» **Instructions for the task**
Exact reproductions of all the entries, please, and no pictures.

» **Materials provided**
--------------------
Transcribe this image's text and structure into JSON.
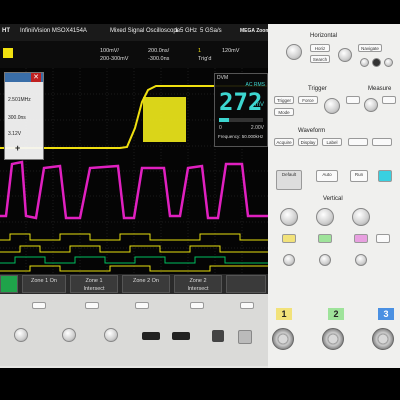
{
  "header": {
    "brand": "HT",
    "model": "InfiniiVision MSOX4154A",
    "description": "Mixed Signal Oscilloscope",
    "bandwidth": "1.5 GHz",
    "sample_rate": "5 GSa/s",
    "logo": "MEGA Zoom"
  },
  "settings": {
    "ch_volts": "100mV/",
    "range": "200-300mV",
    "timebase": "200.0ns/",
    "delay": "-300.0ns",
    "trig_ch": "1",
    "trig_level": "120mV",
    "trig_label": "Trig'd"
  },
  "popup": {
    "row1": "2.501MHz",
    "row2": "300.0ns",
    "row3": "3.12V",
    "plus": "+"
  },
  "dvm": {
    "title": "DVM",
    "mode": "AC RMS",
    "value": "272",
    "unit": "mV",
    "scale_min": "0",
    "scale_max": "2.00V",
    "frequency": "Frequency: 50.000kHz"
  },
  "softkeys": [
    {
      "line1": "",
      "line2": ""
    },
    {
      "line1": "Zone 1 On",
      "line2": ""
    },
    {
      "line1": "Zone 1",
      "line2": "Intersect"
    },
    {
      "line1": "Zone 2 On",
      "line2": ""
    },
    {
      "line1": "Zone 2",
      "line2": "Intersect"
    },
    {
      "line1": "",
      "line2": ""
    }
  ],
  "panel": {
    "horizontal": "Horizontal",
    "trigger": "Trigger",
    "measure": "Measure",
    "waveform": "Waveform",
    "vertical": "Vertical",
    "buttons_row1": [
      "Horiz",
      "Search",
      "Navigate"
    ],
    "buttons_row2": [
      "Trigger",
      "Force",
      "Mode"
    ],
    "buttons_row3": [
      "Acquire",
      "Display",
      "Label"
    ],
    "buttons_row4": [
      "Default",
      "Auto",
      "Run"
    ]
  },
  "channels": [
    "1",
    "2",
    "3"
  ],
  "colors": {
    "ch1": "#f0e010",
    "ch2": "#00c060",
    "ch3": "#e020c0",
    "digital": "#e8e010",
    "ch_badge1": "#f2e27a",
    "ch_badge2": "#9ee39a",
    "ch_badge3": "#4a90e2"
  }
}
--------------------
» **Response to this exercise**
Transcribe this image's text and structure into JSON.
{
  "header": {
    "brand": "HT",
    "model": "InfiniiVision MSOX4154A",
    "description": "Mixed Signal Oscilloscope",
    "bandwidth": "1.5 GHz",
    "sample_rate": "5 GSa/s",
    "logo": "MEGA Zoom"
  },
  "settings": {
    "ch_volts": "100mV/",
    "range": "200-300mV",
    "timebase": "200.0ns/",
    "delay": "-300.0ns",
    "trig_ch": "1",
    "trig_level": "120mV",
    "trig_label": "Trig'd"
  },
  "popup": {
    "row1": "2.501MHz",
    "row2": "300.0ns",
    "row3": "3.12V",
    "plus": "+"
  },
  "dvm": {
    "title": "DVM",
    "mode": "AC RMS",
    "value": "272",
    "unit": "mV",
    "scale_min": "0",
    "scale_max": "2.00V",
    "frequency": "Frequency: 50.000kHz"
  },
  "softkeys": [
    {
      "line1": "",
      "line2": ""
    },
    {
      "line1": "Zone 1 On",
      "line2": ""
    },
    {
      "line1": "Zone 1",
      "line2": "Intersect"
    },
    {
      "line1": "Zone 2 On",
      "line2": ""
    },
    {
      "line1": "Zone 2",
      "line2": "Intersect"
    },
    {
      "line1": "",
      "line2": ""
    }
  ],
  "panel": {
    "horizontal": "Horizontal",
    "trigger": "Trigger",
    "measure": "Measure",
    "waveform": "Waveform",
    "vertical": "Vertical",
    "buttons_row1": [
      "Horiz",
      "Search",
      "Navigate"
    ],
    "buttons_row2": [
      "Trigger",
      "Force",
      "Mode"
    ],
    "buttons_row3": [
      "Acquire",
      "Display",
      "Label"
    ],
    "buttons_row4": [
      "Default",
      "Auto",
      "Run"
    ]
  },
  "channels": [
    "1",
    "2",
    "3"
  ],
  "colors": {
    "ch1": "#f0e010",
    "ch2": "#00c060",
    "ch3": "#e020c0",
    "digital": "#e8e010",
    "ch_badge1": "#f2e27a",
    "ch_badge2": "#9ee39a",
    "ch_badge3": "#4a90e2"
  }
}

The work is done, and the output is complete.